I was caught unprepared. I’d never considered the book as the beginning of a series, but the prospect was immediately exciting for reasons both creative and mercenary. On the one hand, I saw the prospect of two more advances and two more royalty streams and began placing orders for gold-plated furnishings. On the other, my mind began cranking out new concepts for the universe and the characters, great new ideas that I really wanted to explore. Through none of my own doing I’d been kicked out of a short-term approach that saw the book deal as a one-off and into a long-term approach that saw it as the beginning of a franchise. Ultimately, we published five novels with that publisher, there’s a small but fierce fan base for the books, and I continue to write stories featuring the character today. And none of that would have happened if I’d remained short-term in my thinking.
Not every book is the beginning of a series, and not every short story could be the basis of a film adaptation—but the key is to at least pause and consider the possibilities. This applies to your promotion as well as your work, and often in the opposite direction: Don’t start things that require long-term sustenance if you’re not going to put in the time. For example, launching a podcast to help support and spread your author brand is a good idea, but only if you’re actually going to produce new episodes on a consistent basis. Releasing one episode in a fit of short-term enthusiasm isn’t going to get you anywhere—but even if very few people pay attention to that first release, if you keep at it you’ll find your audience growing in large part because of your long-term persistence. Folks like reliable things.
One of the areas of a writing career where short-term thinking tends to dominate is in sales. There’s a focus on initial numbers—pre-sales and first-week sales—and most of your promotional efforts leading up to a book’s publication day will focus on pushing those numbers as high as possible. And that makes sense—strong sales out of the gate come with a bunch of benefits. Word of mouth will be strong, platforms will include your title in their bestseller lists and other promotions, and you’ll have some bragging rights to work with.
But although launching strong is important for a book, it doesn’t tell the whole story. Some books don’t burst out of the gate with a lot of sales, but keep up a steady drip of sales over time that eventually grows to a significant number. Some books can slumber at the bottom of the sales charts for a long time and then suddenly start to move when promotional efforts finally click or a fortuitous event shines a spotlight on them. Instead of focusing on immediate sales and then moving on to your next project, think long-term and continuously promote that book. This could be as simple as always remembering to mention it or name-check it in your social media or at appearances, or it could involve a whole secondary marketing campaign, a re-issue, an adaptation into an audiobook or some other media, or anything else you can think of. After all, the book’s out, it’s for sale—and moving a few copies here and there will add up over time.
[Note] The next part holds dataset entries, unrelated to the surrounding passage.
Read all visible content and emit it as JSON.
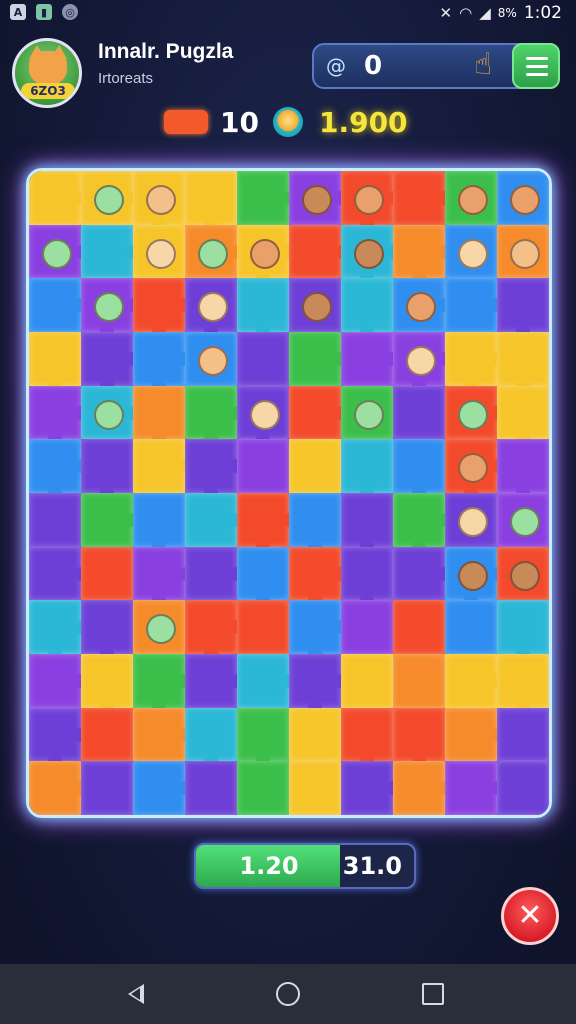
{
  "status_bar": {
    "left_icons": [
      "app-a-icon",
      "notification-icon",
      "sync-icon"
    ],
    "battery": "8%",
    "time": "1:02"
  },
  "header": {
    "title": "Innalr. Pugzla",
    "subtitle": "Irtoreats",
    "avatar_level": "6ZO3",
    "score_value": "0",
    "moves": "10",
    "coins": "1.900"
  },
  "board": {
    "rows": 12,
    "cols": 10,
    "palette": [
      "#6d3fd6",
      "#f24a2a",
      "#2f8ef0",
      "#f6c52a",
      "#3cbf4a",
      "#f58b2a",
      "#2bb7d6",
      "#8a3fe0"
    ],
    "accent_glow": "#6ad2ff"
  },
  "progress": {
    "current": "1.20",
    "total": "31.0",
    "fill_fraction": 0.66
  },
  "colors": {
    "accent_green": "#3cbf4a",
    "coin_yellow": "#f4e63a",
    "close_red": "#d81e2a"
  }
}
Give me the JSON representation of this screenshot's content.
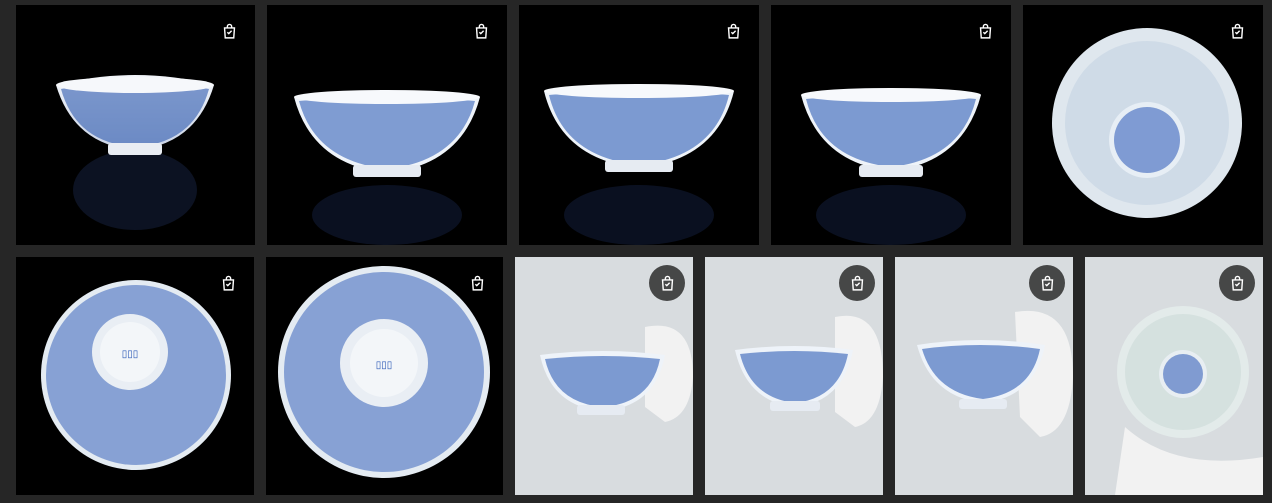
{
  "gallery": {
    "background": "#262626",
    "icon_name": "shopping-bag-icon",
    "row1": [
      {
        "id": "bowl-side-left",
        "bg": "#000000",
        "icon_style": "plain"
      },
      {
        "id": "bowl-side-2",
        "bg": "#000000",
        "icon_style": "plain"
      },
      {
        "id": "bowl-side-3",
        "bg": "#000000",
        "icon_style": "plain"
      },
      {
        "id": "bowl-side-4",
        "bg": "#000000",
        "icon_style": "plain"
      },
      {
        "id": "bowl-interior-top",
        "bg": "#000000",
        "icon_style": "plain"
      }
    ],
    "row2": [
      {
        "id": "bowl-base-mark-1",
        "bg": "#000000",
        "icon_style": "plain"
      },
      {
        "id": "bowl-base-mark-2",
        "bg": "#000000",
        "icon_style": "plain"
      },
      {
        "id": "bowl-in-hand-1",
        "bg": "#d8dcdf",
        "icon_style": "circle"
      },
      {
        "id": "bowl-in-hand-2",
        "bg": "#d8dcdf",
        "icon_style": "circle"
      },
      {
        "id": "bowl-in-hand-3",
        "bg": "#d8dcdf",
        "icon_style": "circle"
      },
      {
        "id": "bowl-in-hand-interior",
        "bg": "#d8dcdf",
        "icon_style": "circle"
      }
    ]
  }
}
The conflict between focusing on short-term gains and playing the longer game applies to a lot of endeavors, but it’s a crucial consideration in the pro writing game. So much of professional writing is delayed results—from freelance invoices that are processed on 30-day terms to book advances that take years to pay out as the production process drags on, from social media accounts that add three followers a month for years before exploding to short stories that sell to anthologies that take years to publish. The smart writer works to keep the long-term always in sight.